US welcomes efforts to ease tensions in Eastern Mediterranean

The United States on Wednesday welcomed recent efforts to tamp down tensions in the Eastern Mediterranean, voicing optimism that the status quo can lead to a resolution of ongoing disputes.

Testifying before the House Foreign Affairs Committee, Secretary of State Antony Blinken said the U.S. has watched with concern the actions taken in the Eastern Mediterranean, stressing that energy and territorial disputes be resolved “peacefully, diplomatically, not military and certainly not through provocative actions.”

“Now I think one of the positive developments has been in recent weeks a significant diminution in the temperature on those issues with Turkey engaged with the European Union and others to try to move forward in a more productive way,” he said. “So we’re very supportive of that, and we’ll continue to try to help things advance in that direction.”

The comments come as Turkey and Greece prepare for a second round of exploratory talks this year aimed at finding solutions to disputes regarding the Aegean and Eastern Mediterranean seas.

The next round of consultative talks between the countries will be held in Athens on March 16-17 and are expected to focus on bilateral disputes, including maritime boundaries and drilling rights in the region. The previous round of meetings was in Istanbul on Jan. 25.

The two countries initiated exploratory talks to discuss the issues in the Eastern Mediterranean on March 12, 2002, in an effort to find a fair, sustainable and inclusive solution. Talks were regularly held up until 2016, but there had been none since then due to political speculation and the Greek side’s reluctance to sit down at the negotiating table. Bilateral discussions continued in the form of political consultations but did not return to the exploratory framework.​​​​​​

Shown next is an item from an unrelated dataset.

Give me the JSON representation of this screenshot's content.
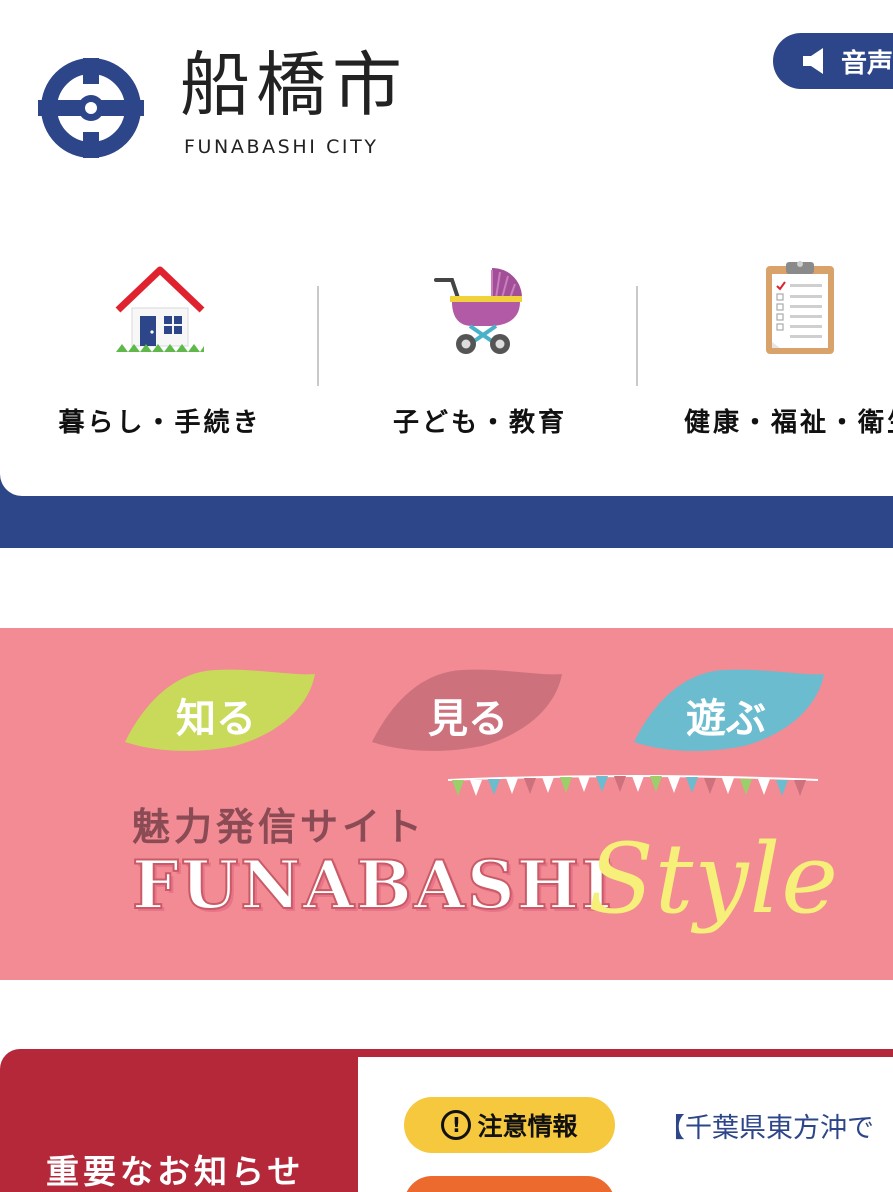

Earlier this year, Turkey and Greece launched the first direct exploratory talks in nearly five years to address their disputes related to sovereignty rights in the Eastern Mediterranean. That meeting in Istanbul, the 61st round, lasted only a few hours but both sides said that they had agreed to meet again in Athens.

But obstacles remain, including what each side is willing to discuss. Greece says it will only address the demarcation of maritime zones in the Aegean and the Eastern Mediterranean, while Turkey argues that they should tackle all of the issues between the two sides, including air space and the status of certain Greek islands.

The two NATO allies have been at odds over a number of decades-old issues, including the extent of their continental shelves, overflights in the Aegean Sea and the ethnically split island of Cyprus. Turkey, which has the longest continental coastline in the Eastern Mediterranean, has rejected maritime boundary claims made by EU members Greece and the Greek Cypriot administration, stressing that these excessive claims violate the sovereign rights of both Turkey and the Turkish Republic of Northern Cyprus (TRNC).

Turkish leaders have repeatedly stressed that Ankara is in favor of resolving outstanding problems in the region through international law, good neighborly relations, dialogue and negotiations. Instead of opting to solve problems with Ankara through dialogue, Athens has, on several occasions, refused to sit at the negotiation table and opted to rally Brussels to take a tougher stance against Turkey.

NATO members Turkey and Greece also participated in deconfliction talks last year, initiated by Secretary-General Jens Stoltenberg. Those meetings were designed to reduce the risk of incidents in the Eastern Mediterranean. The talks facilitated the establishment of a hotline between Athens and Ankara, allowing for conflict resolution at sea or in the air.

Turning to the Cyprus issue, Blinken also reiterated U.S. support for a lasting resolution that reunifies the island as a “bi-zonal bi-communal federation.”

“We will engage in the effort to advance that prospect, including supporting the critical role of the United Nations, and as well, direct American engagement in that effort,” he said. “You’ll see American diplomacy fully engaged.”